The Dairy Council representative indicated that discussions involving key agri-food sector groups had taken place with the aim of developing a governance structure for the new body.

“There has been an encouraging response so far across the entire agri-food spectrum for the establishment of this new body,” Johnston continued.

“The plan is that the board will be made up of farmer representatives and people at chief executive level from the various sectors, so the new organisation will operate at a very high level and provide the necessary strategic direction.

“This will be farmers and processors working together in common cause.”

No funding mechanism has, as yet, been agreed for the new organisation.

DAERA cooperation

However, Mike Johnston believes that delivering a range of projects for the Department of Agriculture, Environment and Rural Affairs (DAERA) will be an important part of the business plan moving forward.

“But, fundamentally, we are talking about an industry body that will be run by industry, for the benefit of industry and funded by industry.”

According to Johnston, this will involve the new body liaising with DAERA across a range of issues. But it will be very proactive in nature, especially in relation to the industry’s research agenda.

“If we are to achieve the various targets that the NI Climate Change Act has set, and those that our customers are demanding, we will need a lot of new tools in the toolbox in the coming years,” he said.

“We have world-class research facilities and researchers in Northern Ireland.

“Through the sustainability body industry and research, we will have the opportunity to come together to develop the tools that will allow our farmers and processors to continue to produce food to the highest quality and lowest carbon footprint.”

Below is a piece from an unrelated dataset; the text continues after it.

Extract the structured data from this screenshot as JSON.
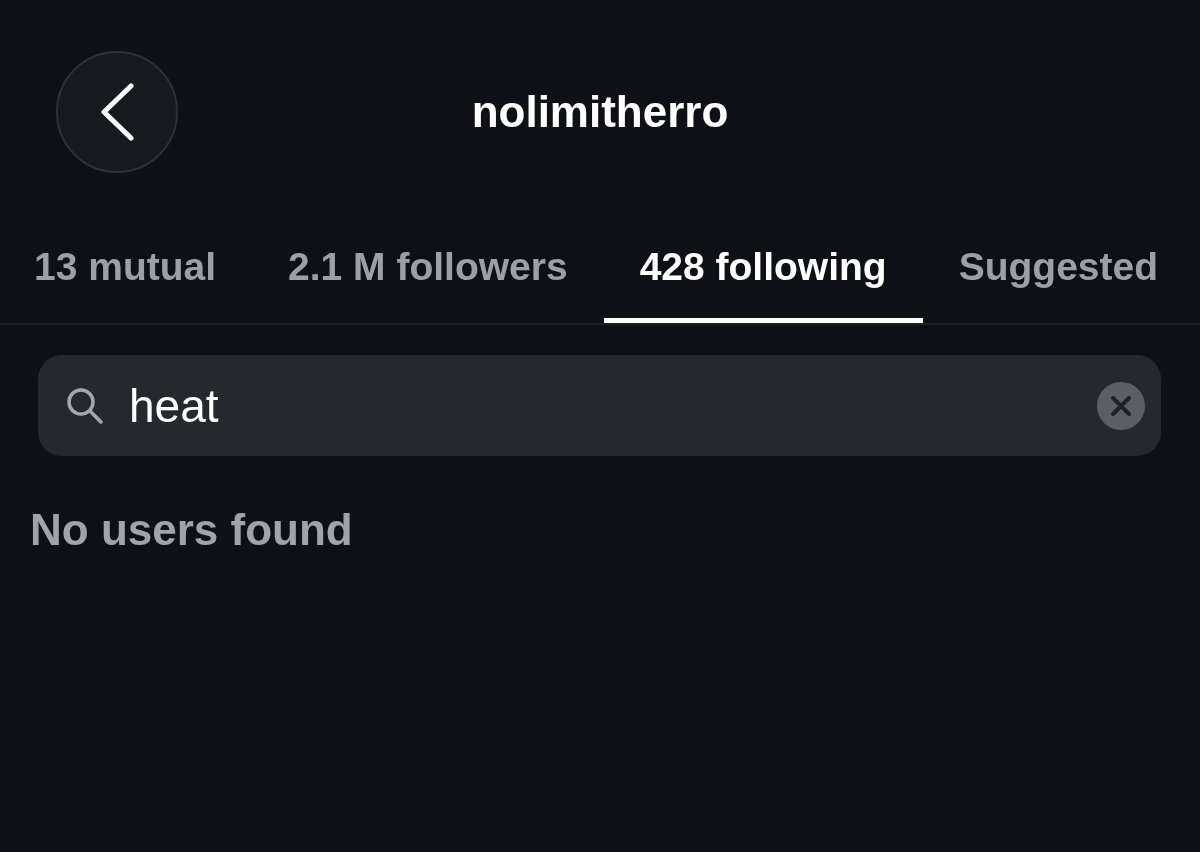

The Dairy Council chief executive concluded: “The key to enabling this research will be data, and one of the key roles of the sustainability body will be to bring together the various data sources that are already out there, and that will be generated in the future.

“There is a lot of information, already available from a wide range of sources. However, it cannot be accessed from a single source; it is all over the place.

“Bringing all of this information together will be highly beneficial, and will allow us to involve the range of elements of sustainability, including animal health and welfare.”